Task description :: Locate every line below that contains the word "用量报表" and copy it.

[Data about app and page elements]
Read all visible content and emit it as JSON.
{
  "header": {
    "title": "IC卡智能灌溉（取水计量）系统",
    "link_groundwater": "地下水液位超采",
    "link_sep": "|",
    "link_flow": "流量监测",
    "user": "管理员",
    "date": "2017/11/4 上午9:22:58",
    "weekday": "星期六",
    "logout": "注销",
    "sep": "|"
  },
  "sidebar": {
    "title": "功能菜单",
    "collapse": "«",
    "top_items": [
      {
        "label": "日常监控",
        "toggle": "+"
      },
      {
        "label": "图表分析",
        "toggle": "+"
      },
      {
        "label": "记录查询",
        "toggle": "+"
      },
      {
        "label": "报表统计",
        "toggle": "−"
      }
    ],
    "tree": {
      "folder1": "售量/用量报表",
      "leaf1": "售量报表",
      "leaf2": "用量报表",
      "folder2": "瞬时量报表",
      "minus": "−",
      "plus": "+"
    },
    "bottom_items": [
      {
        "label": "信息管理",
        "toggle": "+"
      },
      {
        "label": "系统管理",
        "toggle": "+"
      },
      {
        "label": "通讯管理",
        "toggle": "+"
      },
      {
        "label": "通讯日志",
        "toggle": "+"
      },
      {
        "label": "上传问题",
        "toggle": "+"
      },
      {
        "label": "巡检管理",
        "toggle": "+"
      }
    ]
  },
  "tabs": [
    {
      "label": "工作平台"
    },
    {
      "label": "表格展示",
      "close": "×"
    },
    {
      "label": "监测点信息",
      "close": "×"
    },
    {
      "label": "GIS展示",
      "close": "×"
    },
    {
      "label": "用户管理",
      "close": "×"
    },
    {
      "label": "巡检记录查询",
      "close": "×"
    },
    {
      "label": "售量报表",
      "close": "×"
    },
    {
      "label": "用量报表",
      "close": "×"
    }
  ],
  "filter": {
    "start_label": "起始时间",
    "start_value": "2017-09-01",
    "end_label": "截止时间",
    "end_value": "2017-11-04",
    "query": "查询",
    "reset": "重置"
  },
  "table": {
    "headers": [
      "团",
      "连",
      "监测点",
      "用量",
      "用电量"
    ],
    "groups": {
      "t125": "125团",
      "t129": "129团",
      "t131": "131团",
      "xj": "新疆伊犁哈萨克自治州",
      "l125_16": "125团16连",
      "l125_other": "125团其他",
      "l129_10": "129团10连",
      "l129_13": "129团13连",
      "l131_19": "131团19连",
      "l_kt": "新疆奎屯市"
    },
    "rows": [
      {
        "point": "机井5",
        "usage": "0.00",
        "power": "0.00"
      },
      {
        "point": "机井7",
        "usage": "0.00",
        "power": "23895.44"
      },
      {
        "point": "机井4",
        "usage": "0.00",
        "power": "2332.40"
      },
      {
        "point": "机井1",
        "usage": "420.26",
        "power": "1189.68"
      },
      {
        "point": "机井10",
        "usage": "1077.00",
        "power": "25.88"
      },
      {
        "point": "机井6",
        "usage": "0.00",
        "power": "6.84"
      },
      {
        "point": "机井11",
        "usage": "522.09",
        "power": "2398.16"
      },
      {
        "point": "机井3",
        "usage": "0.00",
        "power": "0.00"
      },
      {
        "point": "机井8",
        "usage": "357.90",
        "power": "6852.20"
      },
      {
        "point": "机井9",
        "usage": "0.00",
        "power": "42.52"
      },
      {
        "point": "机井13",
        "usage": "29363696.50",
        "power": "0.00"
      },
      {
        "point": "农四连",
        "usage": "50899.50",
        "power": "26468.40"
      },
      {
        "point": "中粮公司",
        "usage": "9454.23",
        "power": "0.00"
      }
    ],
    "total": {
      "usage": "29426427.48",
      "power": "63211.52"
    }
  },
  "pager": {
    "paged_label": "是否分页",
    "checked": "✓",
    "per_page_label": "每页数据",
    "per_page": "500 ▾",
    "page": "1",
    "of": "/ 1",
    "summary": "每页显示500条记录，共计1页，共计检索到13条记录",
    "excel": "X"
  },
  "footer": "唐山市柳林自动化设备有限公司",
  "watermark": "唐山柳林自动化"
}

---

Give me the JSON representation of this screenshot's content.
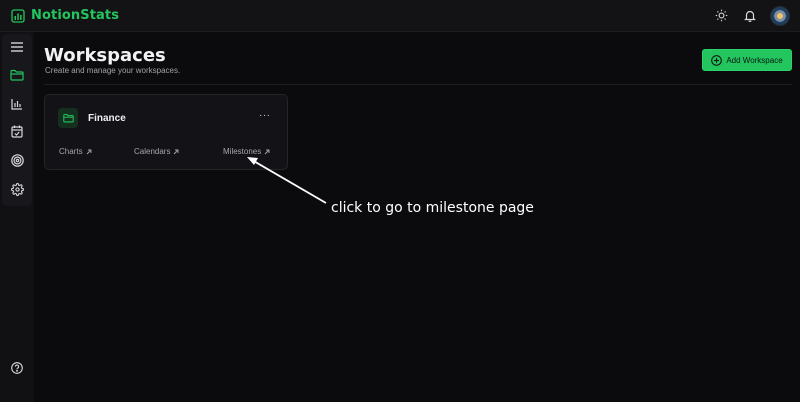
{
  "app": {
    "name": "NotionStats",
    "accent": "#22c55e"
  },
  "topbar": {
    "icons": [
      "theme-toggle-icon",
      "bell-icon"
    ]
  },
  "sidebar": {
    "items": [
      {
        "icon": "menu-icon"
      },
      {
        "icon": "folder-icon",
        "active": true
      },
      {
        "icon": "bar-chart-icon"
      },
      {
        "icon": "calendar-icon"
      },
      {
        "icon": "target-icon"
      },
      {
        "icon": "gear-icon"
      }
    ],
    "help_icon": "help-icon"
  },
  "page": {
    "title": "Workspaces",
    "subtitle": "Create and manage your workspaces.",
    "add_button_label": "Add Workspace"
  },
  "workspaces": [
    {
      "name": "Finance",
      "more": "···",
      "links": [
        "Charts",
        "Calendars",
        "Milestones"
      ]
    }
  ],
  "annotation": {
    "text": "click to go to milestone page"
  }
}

Exercise response ::
      "folder1": "售量/用量报表",
      "leaf2": "用量报表",
      "label": "用量报表",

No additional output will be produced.